Why Does Social Distancing Make People Change Their Hair?
Why Does Social Distancing Make Everyone Want to Change Their Hair So Drastically?
A couple of weeks ago, after writing a story on how to cut bangs at home, I too considered for a brief moment if I would look good with bangs . . . before snapping out of it. The last time I had bangs, I was 6 years old, and I've never wanted them before in my adult life. (Because quite honestly, I don't think they would look good on me.) This random thought, combined with the multitude of at-home hair transformations that have happened over the past few months, was all I needed to convince me that something about the coronavirus makes people want to change their hair. But what?
Candidly, this is a very weird time we're in. Nothing about the current situation is "normal." Over the past few months, businesses have shut down, people have lost their jobs, and we haven't been able to interact with people in person, save for the few people we reside with. During this prolonged work-from-home situation, psychologists and industry experts alike have made a case for putting on pants, maybe swiping on a quick coat of mascara — anything to help us find a sense of normalcy. But drastically altering your hair, be it by giving yourself bangs or dyeing it a totally random color (I'm looking at you, Hilary Duff with your blue hair) is the opposite. Is it the stress of the pandemic that makes people want to change their hair color or practice their at-home haircutting skills, or is it just boredom?

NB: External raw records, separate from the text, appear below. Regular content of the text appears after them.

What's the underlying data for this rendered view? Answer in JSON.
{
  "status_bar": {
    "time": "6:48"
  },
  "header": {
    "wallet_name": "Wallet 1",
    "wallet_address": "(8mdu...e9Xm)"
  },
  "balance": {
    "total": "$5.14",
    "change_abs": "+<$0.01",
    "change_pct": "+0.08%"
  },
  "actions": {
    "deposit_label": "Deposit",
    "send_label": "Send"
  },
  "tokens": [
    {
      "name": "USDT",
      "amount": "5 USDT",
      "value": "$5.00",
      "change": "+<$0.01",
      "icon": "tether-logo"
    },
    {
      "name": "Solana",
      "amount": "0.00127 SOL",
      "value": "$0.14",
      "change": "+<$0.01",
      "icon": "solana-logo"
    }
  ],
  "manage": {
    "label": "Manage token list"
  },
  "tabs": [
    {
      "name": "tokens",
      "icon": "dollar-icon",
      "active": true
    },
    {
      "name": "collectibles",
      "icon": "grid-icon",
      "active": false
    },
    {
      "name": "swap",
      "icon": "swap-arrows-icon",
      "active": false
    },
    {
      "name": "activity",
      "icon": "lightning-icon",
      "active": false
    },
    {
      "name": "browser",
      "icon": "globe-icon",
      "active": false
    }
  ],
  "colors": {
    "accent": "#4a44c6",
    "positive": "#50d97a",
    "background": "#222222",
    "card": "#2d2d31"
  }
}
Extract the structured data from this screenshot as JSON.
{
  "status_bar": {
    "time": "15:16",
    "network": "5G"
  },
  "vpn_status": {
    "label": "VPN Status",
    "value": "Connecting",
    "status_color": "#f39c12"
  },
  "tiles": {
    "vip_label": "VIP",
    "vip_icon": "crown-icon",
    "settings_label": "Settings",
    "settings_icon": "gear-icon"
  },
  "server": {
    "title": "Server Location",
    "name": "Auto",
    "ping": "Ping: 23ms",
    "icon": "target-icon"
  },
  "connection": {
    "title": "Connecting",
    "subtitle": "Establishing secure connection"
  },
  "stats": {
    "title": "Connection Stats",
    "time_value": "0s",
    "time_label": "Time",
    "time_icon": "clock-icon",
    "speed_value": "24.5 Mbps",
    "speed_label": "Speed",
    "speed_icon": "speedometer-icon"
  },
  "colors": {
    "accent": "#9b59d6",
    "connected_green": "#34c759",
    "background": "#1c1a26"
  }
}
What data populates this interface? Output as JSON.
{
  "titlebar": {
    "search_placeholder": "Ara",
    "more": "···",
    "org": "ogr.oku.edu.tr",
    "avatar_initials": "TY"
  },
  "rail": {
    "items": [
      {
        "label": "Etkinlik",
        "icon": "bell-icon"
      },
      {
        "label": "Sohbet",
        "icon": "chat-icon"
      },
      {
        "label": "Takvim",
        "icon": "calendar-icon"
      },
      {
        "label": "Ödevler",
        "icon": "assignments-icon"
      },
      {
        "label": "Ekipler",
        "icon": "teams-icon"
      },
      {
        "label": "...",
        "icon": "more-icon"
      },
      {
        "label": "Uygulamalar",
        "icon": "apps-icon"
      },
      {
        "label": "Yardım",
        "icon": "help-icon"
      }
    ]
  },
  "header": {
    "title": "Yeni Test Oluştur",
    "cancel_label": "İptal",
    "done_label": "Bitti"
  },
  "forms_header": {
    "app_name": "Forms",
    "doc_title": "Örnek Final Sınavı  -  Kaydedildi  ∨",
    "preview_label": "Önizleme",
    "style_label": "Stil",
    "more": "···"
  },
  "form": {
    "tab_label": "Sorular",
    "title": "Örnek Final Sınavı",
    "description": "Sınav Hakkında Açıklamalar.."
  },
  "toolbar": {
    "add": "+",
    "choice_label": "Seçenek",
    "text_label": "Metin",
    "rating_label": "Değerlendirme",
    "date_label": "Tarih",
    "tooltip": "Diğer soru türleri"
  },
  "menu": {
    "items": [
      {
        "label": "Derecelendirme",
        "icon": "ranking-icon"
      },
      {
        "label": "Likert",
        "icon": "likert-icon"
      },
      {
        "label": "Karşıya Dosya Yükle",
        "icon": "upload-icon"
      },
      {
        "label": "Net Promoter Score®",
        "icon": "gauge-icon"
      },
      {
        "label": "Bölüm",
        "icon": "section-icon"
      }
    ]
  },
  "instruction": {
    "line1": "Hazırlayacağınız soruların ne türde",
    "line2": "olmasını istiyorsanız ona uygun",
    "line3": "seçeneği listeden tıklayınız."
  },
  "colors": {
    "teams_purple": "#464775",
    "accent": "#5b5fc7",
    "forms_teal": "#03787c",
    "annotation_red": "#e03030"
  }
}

"When we experience stress, it's our natural inclination to want to do something, anything, to respond, adapt, and cope with the stressor, especially when said stressor is uncontrollable and unexpected," Christie Ferrari, also known as Dr. C, clinical psychologist and blogger, told POPSUGAR. She explained that people typically deal with stress in one of eight ways: by getting angry, by distancing themselves from the stressor, by accepting responsibility, by seeking support from friends, family or a psychologist, by escaping, by engaging in planful problem-solving, by seeking control, or by something known as positive reappraisal, which is finding a way to see the benefit or value from the stressor.
"Cutting our hair or changing our physical appearance falls into three different types of coping and can be seen as a common reaction to a stressful event," said Dr. C. "These include, wanting to gain control of the stressor, seek social support, and wanting to grow out of adversity. Think: 'I came out looking better after the quarantine.'"
Morgan Francis, LPC, a doctor of clinical psychology and licensed therapist, confirms that notion on wanting to gain back some control in our day-to-day. "With everything being so out of control and so uncertain, this is something I can control," said Dr. Francis. "I can control how I want my hair to look."
But the sudden increase in hair changes goes even deeper than that. In fact, the type of hair change, and more specifically the colors people are choosing, can mean something different. We're seeing many adults dye their hair bright, fun colors like pink, blue, and purple, as opposed to traditional hair colors, and Dr. Francis said that this may not be as random as we think. "Dyeing hair these colors that you would see younger girls want to put in their hair is an adolescent type of behavior," said Dr. Francis. "And so this could be an indication of just a regression of emotions, and thoughts, and then behavior. Because really, this pandemic has triggered a lot of traumatic responses for some people."
Both Dr. C and Dr. Francis said it can also have something to do with our self-image. "Stressors, like the pandemic, can heighten or create dissatisfaction with our personal body image, and wanting to make a change to our appearance can be the result of us wanting to improve our self-image and naturally feel better," said Dr. C. This want to look different can also stem from spending more time in front of the mirror. (Something I'm guilty of myself.)
"I would imagine for people that are coming out of quarantine, they're going to want a whole new look when they go into the salon," said Dr. Francis. "Because they're like, 'OK, I'm sick of this look. I've been looking at my hair 24/7, because I've been at home I've had more time to look in the mirror.'" This means we're going to see even more hair changes post-COVID-19, but hopefully by a professional this time, rather than a DIY attempt. It's all about a fresh start.